Work required:
In the data below, find each line that contains the word "columns" and copy it.

*** Block opens ***

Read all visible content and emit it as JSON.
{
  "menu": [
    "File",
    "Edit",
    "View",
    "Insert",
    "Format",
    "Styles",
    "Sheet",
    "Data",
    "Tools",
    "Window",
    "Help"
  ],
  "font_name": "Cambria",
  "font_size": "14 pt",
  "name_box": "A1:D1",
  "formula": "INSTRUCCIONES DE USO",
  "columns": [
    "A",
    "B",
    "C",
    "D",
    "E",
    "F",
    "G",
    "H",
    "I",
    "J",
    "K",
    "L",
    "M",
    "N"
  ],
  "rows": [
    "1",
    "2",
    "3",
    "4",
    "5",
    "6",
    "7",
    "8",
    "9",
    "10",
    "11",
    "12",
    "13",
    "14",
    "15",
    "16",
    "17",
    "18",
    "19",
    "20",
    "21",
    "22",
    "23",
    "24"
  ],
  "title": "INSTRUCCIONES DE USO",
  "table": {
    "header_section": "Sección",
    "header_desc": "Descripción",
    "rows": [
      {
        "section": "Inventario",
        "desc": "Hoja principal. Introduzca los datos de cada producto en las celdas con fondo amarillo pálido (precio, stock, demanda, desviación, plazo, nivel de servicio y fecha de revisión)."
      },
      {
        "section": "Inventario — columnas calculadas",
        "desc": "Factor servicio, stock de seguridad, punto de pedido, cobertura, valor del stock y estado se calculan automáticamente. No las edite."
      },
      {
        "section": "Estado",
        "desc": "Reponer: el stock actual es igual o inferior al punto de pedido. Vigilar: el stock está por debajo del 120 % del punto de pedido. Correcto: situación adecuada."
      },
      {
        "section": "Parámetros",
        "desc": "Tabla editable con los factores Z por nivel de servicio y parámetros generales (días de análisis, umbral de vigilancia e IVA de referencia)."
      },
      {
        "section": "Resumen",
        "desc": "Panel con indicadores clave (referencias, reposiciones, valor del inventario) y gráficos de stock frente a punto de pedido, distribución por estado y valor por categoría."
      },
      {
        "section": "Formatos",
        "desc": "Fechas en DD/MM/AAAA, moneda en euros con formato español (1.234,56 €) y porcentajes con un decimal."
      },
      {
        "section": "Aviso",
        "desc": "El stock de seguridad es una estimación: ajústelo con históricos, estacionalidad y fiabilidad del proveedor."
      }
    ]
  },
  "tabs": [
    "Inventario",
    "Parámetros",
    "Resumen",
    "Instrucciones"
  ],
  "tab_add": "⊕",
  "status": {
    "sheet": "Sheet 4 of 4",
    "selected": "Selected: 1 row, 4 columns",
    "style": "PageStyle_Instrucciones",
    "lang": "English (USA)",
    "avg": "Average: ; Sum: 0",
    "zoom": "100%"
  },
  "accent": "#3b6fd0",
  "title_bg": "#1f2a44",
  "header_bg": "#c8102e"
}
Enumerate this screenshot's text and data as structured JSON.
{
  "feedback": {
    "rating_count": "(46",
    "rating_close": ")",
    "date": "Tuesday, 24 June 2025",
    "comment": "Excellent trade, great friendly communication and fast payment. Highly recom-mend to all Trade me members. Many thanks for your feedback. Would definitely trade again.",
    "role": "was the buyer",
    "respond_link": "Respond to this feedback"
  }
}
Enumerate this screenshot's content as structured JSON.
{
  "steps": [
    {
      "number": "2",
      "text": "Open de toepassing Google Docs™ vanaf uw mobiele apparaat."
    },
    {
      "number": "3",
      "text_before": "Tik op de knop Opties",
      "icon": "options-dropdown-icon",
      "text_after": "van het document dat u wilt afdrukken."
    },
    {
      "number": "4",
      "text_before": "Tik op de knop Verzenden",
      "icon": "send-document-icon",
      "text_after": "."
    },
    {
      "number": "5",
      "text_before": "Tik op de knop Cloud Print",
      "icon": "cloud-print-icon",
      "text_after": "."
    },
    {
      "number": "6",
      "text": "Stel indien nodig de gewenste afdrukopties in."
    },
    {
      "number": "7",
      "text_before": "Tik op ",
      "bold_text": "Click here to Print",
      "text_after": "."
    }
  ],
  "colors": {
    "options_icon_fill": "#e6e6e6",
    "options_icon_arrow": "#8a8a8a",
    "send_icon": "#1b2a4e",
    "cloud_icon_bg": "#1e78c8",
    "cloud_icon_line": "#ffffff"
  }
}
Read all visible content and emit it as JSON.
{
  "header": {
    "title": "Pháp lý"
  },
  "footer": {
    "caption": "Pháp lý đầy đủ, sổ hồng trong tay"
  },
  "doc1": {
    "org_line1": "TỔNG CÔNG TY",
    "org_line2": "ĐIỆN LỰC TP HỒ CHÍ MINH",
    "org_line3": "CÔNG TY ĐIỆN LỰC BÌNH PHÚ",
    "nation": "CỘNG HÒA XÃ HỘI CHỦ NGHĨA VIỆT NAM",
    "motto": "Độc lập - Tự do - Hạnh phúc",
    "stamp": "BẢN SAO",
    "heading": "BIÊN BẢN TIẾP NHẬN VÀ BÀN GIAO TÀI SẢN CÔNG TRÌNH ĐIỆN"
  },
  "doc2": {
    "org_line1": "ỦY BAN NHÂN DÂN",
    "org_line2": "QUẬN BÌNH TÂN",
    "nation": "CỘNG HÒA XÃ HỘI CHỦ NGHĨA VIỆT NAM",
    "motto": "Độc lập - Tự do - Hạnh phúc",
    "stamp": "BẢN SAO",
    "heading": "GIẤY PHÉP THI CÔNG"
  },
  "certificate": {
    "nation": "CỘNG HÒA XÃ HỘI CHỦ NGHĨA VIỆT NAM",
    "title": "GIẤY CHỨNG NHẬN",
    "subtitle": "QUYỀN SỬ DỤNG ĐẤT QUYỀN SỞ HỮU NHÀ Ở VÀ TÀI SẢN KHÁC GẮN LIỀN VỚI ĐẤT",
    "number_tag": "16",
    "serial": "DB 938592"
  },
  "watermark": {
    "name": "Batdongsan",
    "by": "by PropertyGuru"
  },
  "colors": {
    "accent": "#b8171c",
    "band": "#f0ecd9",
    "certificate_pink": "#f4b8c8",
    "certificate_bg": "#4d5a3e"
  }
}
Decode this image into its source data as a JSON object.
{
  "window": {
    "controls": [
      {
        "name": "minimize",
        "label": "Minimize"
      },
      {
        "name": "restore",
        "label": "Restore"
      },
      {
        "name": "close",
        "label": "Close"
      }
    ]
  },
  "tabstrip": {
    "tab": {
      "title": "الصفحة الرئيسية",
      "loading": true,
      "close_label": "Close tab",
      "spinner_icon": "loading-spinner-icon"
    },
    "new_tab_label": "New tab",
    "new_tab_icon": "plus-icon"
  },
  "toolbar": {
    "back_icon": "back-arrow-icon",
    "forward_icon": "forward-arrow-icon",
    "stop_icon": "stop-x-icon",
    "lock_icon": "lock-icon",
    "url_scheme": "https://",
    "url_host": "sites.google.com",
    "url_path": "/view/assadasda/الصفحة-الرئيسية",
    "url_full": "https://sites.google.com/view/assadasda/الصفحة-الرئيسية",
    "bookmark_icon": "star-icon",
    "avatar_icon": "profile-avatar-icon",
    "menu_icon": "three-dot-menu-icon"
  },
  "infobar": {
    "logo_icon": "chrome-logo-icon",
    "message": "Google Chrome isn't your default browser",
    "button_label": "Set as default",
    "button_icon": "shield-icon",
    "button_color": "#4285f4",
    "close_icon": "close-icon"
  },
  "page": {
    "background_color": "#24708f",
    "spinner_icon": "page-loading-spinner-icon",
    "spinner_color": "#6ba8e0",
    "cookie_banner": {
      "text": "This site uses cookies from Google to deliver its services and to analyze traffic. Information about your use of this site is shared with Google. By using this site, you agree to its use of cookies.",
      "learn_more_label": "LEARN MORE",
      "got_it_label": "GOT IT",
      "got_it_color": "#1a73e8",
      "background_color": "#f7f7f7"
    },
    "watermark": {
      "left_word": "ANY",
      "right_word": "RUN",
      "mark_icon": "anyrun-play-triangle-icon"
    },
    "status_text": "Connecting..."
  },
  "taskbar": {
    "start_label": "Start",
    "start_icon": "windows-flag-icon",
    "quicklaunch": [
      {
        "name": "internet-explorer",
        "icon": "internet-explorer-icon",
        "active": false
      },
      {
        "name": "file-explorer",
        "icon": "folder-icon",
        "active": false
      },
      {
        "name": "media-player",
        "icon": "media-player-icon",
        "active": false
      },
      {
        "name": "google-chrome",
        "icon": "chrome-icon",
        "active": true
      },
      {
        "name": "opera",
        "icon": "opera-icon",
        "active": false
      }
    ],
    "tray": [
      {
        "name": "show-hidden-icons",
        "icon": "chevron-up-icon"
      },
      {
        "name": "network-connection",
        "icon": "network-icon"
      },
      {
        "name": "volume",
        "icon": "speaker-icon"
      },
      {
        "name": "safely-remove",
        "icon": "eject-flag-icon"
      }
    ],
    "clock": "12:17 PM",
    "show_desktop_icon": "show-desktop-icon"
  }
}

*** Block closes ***

Exercise response:
  "columns": [
    "selected": "Selected: 1 row, 4 columns",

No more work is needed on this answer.